# [Try it]
Answer with a number only: how many lines of the data contain "Volume"?

(Items from a data source)
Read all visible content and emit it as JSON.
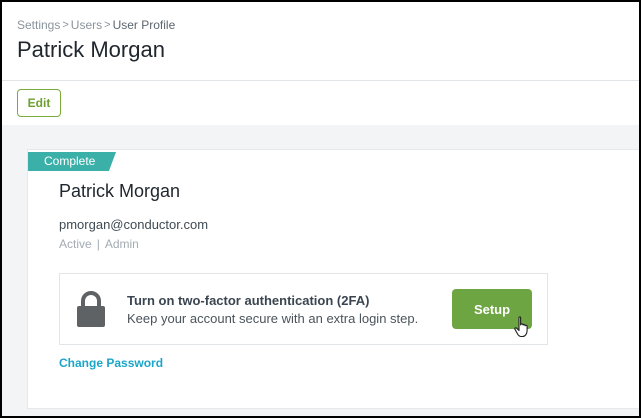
{
  "breadcrumb": {
    "items": [
      "Settings",
      "Users",
      "User Profile"
    ],
    "separator": ">"
  },
  "page": {
    "title": "Patrick Morgan"
  },
  "toolbar": {
    "edit_label": "Edit"
  },
  "profile": {
    "status_badge": "Complete",
    "name": "Patrick Morgan",
    "email": "pmorgan@conductor.com",
    "state": "Active",
    "meta_separator": "|",
    "role": "Admin"
  },
  "two_factor": {
    "icon": "lock-icon",
    "title": "Turn on two-factor authentication (2FA)",
    "description": "Keep your account secure with an extra login step.",
    "setup_label": "Setup"
  },
  "links": {
    "change_password": "Change Password"
  },
  "colors": {
    "accent_green": "#6ca541",
    "status_teal": "#3ab0a8",
    "link_blue": "#1aa6c9"
  }
}
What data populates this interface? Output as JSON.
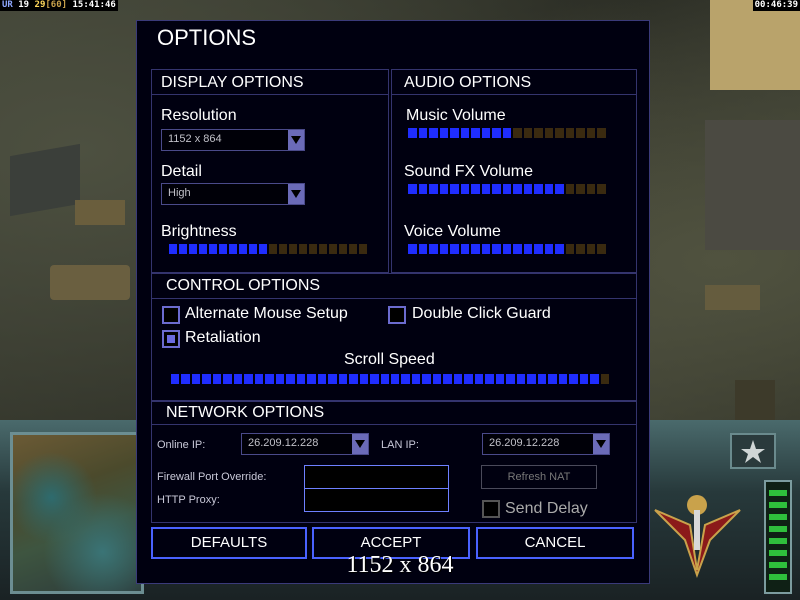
{
  "hud": {
    "left_prefix": "UR",
    "left_a": "19",
    "left_b": "29",
    "left_c": "[60]",
    "left_time": "15:41:46",
    "right_time": "00:46:39"
  },
  "options": {
    "title": "OPTIONS",
    "display": {
      "title": "DISPLAY OPTIONS",
      "resolution_label": "Resolution",
      "resolution_value": "1152 x 864",
      "detail_label": "Detail",
      "detail_value": "High",
      "brightness_label": "Brightness",
      "brightness_level": 0.5
    },
    "audio": {
      "title": "AUDIO OPTIONS",
      "music_label": "Music Volume",
      "music_level": 0.55,
      "sfx_label": "Sound FX Volume",
      "sfx_level": 0.8,
      "voice_label": "Voice Volume",
      "voice_level": 0.8
    },
    "control": {
      "title": "CONTROL OPTIONS",
      "alt_mouse_label": "Alternate Mouse Setup",
      "alt_mouse_checked": false,
      "double_click_label": "Double Click Guard",
      "double_click_checked": false,
      "retaliation_label": "Retaliation",
      "retaliation_checked": true,
      "scroll_label": "Scroll Speed",
      "scroll_level": 0.97
    },
    "network": {
      "title": "NETWORK OPTIONS",
      "online_ip_label": "Online IP:",
      "online_ip_value": "26.209.12.228",
      "lan_ip_label": "LAN IP:",
      "lan_ip_value": "26.209.12.228",
      "firewall_label": "Firewall Port Override:",
      "firewall_value": "",
      "proxy_label": "HTTP Proxy:",
      "proxy_value": "",
      "refresh_nat_label": "Refresh NAT",
      "send_delay_label": "Send Delay",
      "send_delay_checked": false
    },
    "buttons": {
      "defaults": "DEFAULTS",
      "accept": "ACCEPT",
      "cancel": "CANCEL"
    }
  },
  "overlay_resolution_text": "1152 x 864",
  "colors": {
    "slider_on": "#1f2dff",
    "slider_off": "#3a2a10",
    "accent_border": "#4a62ff"
  }
}
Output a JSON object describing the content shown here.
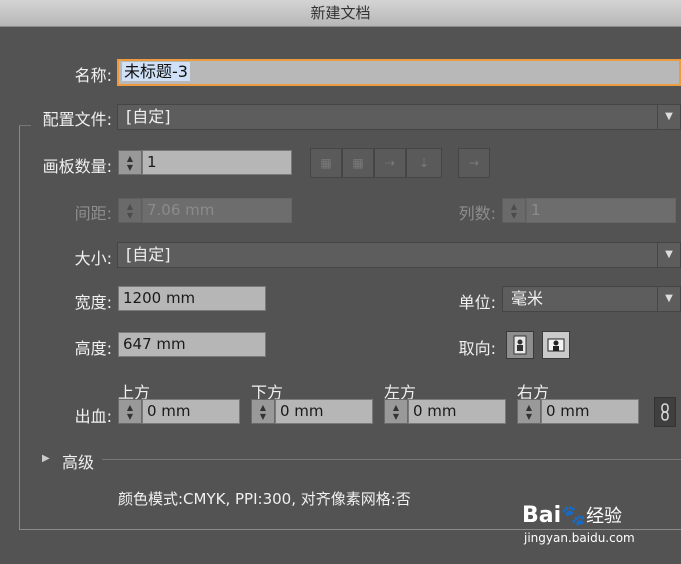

# [Written response]
3